A Utah park ranger mentioned this café in his line up of the Anasazi ruins we should see.  “President Clinton gave the people of this area a dam and in exchange received miles and miles of mesas with ruins.  He gave archeologists ten years to study the ruins which would be covered by water.  The artifacts they uncovered are here at this museum.  In Bluff, you might like the Twin Rocks Café.  I go there all the time.”

Skipper, the driver of the little Pleasure Way van in which we were traveling, said, “Why do you want to go thirty miles each way out of our way to go to a café?”

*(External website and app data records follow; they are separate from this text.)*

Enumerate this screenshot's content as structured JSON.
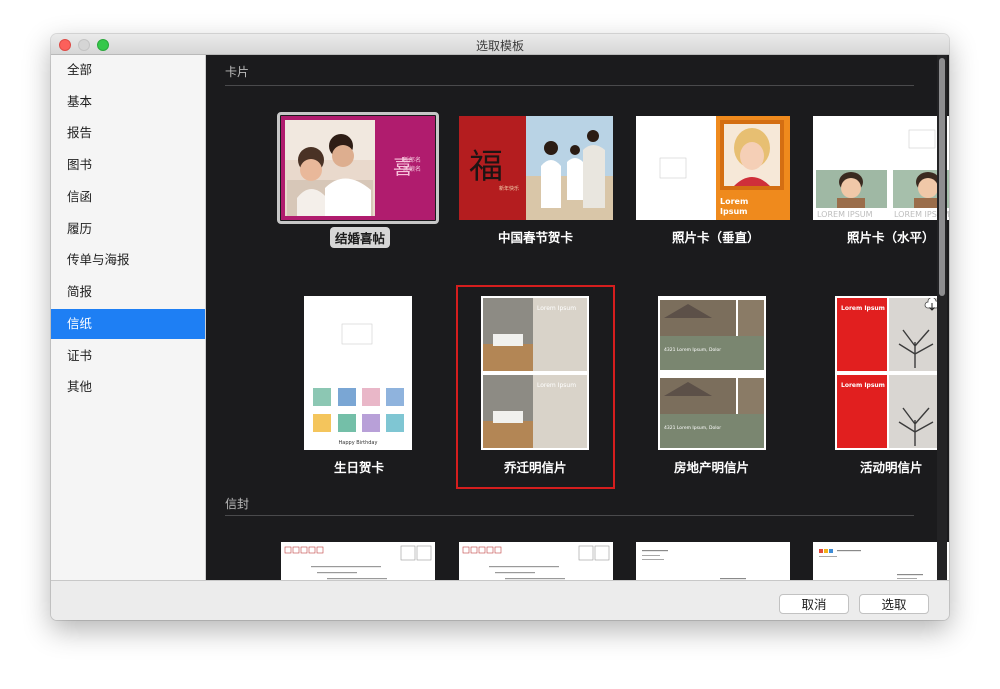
{
  "window": {
    "title": "选取模板"
  },
  "sidebar": {
    "items": [
      {
        "label": "全部"
      },
      {
        "label": "基本"
      },
      {
        "label": "报告"
      },
      {
        "label": "图书"
      },
      {
        "label": "信函"
      },
      {
        "label": "履历"
      },
      {
        "label": "传单与海报"
      },
      {
        "label": "简报"
      },
      {
        "label": "信纸",
        "selected": true
      },
      {
        "label": "证书"
      },
      {
        "label": "其他"
      }
    ]
  },
  "sections": {
    "cards": {
      "title": "卡片"
    },
    "envelopes": {
      "title": "信封"
    }
  },
  "templates": {
    "wedding": {
      "label": "结婚喜帖",
      "text1": "喜",
      "text2": "新郎名",
      "text3": "新娘名"
    },
    "spring": {
      "label": "中国春节贺卡",
      "text1": "福",
      "text2": "新年快乐"
    },
    "photo_v": {
      "label": "照片卡（垂直）",
      "text1": "Lorem",
      "text2": "Ipsum"
    },
    "photo_h": {
      "label": "照片卡（水平）",
      "text1": "LOREM IPSUM",
      "text2": "LOREM IPSUM"
    },
    "birthday": {
      "label": "生日贺卡",
      "text1": "Happy Birthday"
    },
    "moving": {
      "label": "乔迁明信片",
      "text1": "Lorem Ipsum",
      "text2": "Lorem Ipsum"
    },
    "realestate": {
      "label": "房地产明信片",
      "text1": "4321 Lorem Ipsum, Dolor",
      "text2": "4321 Lorem Ipsum, Dolor"
    },
    "event": {
      "label": "活动明信片",
      "text1": "Lorem Ipsum",
      "text2": "Lorem Ipsum"
    }
  },
  "buttons": {
    "cancel": "取消",
    "choose": "选取"
  },
  "colors": {
    "accent": "#1e7ff4",
    "highlight_box": "#d51e1e",
    "content_bg": "#1b1b1d"
  }
}
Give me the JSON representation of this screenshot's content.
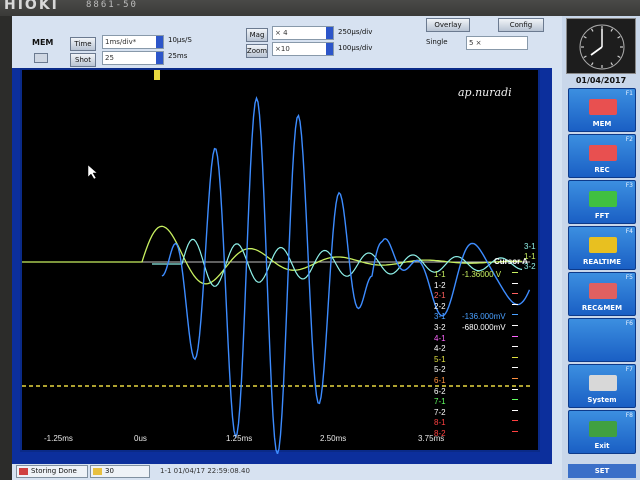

“With so few restaurants in this remote area, it might be as big a tourist attraction as any ruins.  The Anasazi sited their villages in twin fashion, from entrances to their religious kivas to the places they chose.  I’ll bet this café is similar site worth seeing.”

I chose pancakes with fruit topping and sausage.  Skipper delighted in a breakfast burrito called a “Supper Burrito.”   The food was creatively served and hot off the griddle.  It was delicious.

An exquisite gift shop attached to the café had the most expensive jewelry I’d seen in one place.  My favorites were a six thousand dollar very light blue, almost white, bracelet of turquoise blue.  Other designers displayed thin bracelets of silver with little gold raised figures of horses.  Oh, my, if I had dollars to spare, this would have been the place.

I left happy with a turquoise top with a silver horse design and a memory of meal never to be forgotten.

Their Sandals Left Messages in the Sand and Dust

They came here by the thousands to build the massive cities and kivas and left their tracks in the sand and dust.

They came here by the thousands to build the massive cities and kivas and left their tracks in the sand and dust.

They were walking people, these ancient ones who lived on the Colorado Plateau in the early centuries.

I saw several of their sandals in two fine museums, Anasazi and Edge of Cedars.  I marveled at the delicate and woven patterns raised slightly along both soles.  I thought, “They are leaving a message through the  zigzags and square-edged spirals in the sand and dust.  Wherever their feet went, they  said where they were going, or why they were going.”

A National Park ranger at Mesa Verde told us she saw a turkey feather blanket at Edge of Cedars.  “I could picture a woman with such cape over her shoulders as she was on her way to a kiva to a ceremony,” she said.  “They raised turkeys for feathers and food.”  When I saw this blanket, I could, too.  The weaving of such a lovely and practical garment took someone very accomplished.

Even more astounding was reportedly the only one of its kind in the world — a sash woven of feathers of tropical red parrots.  Who today can weave such lasting wonders?  The feathers remain intact.  They are almost as bright and vivid today as they were centuries ago.  How did they get and raise parrots?  Did their wide roadways of stone and mud curbs, still visible through the mesa and hand-holes over mountains, connect their sites with the people of pyramids in Mexico?

More in my next blog about ceremonial kivas and the amazing reconstructed beautiful one at Aztec, New Mexico, a special site with peace and tranquility, unlike so many others with stranger tales to tell.

Turkey Feather Blanket